**ASSIGNED TASK**
Print the entire listing below word for word, excluding its pictures.

───── MATERIAL PROVIDED

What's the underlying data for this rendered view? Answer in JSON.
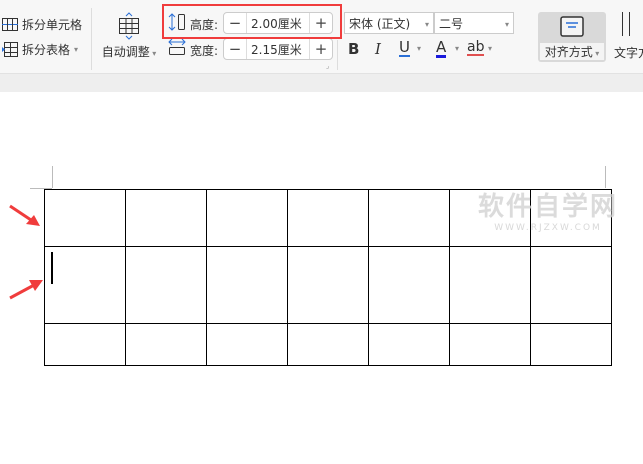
{
  "toolbar": {
    "split_cells": "拆分单元格",
    "split_table": "拆分表格",
    "auto_adjust": "自动调整",
    "height_label": "高度:",
    "height_value": "2.00厘米",
    "width_label": "宽度:",
    "width_value": "2.15厘米",
    "minus": "−",
    "plus": "+",
    "font_name": "宋体 (正文)",
    "font_size": "二号",
    "bold": "B",
    "italic": "I",
    "underline": "U",
    "font_color": "A",
    "highlight": "ab",
    "align": "对齐方式",
    "text_direction": "文字方"
  },
  "watermark": {
    "line1": "软件自学网",
    "line2": "WWW.RJZXW.COM"
  },
  "table": {
    "rows": 3,
    "cols": 7
  },
  "colors": {
    "highlight_box": "#f03c3c",
    "arrow": "#f03c3c",
    "accent": "#2a6fd6"
  }
}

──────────

**EXERCISE SOLUTION**
What's the underlying data for this rendered view? Answer in JSON.
{
  "toolbar": {
    "split_cells": "拆分单元格",
    "split_table": "拆分表格",
    "auto_adjust": "自动调整",
    "height_label": "高度:",
    "height_value": "2.00厘米",
    "width_label": "宽度:",
    "width_value": "2.15厘米",
    "minus": "−",
    "plus": "+",
    "font_name": "宋体 (正文)",
    "font_size": "二号",
    "bold": "B",
    "italic": "I",
    "underline": "U",
    "font_color": "A",
    "highlight": "ab",
    "align": "对齐方式",
    "text_direction": "文字方"
  },
  "watermark": {
    "line1": "软件自学网",
    "line2": "WWW.RJZXW.COM"
  },
  "table": {
    "rows": 3,
    "cols": 7
  },
  "colors": {
    "highlight_box": "#f03c3c",
    "arrow": "#f03c3c",
    "accent": "#2a6fd6"
  }
}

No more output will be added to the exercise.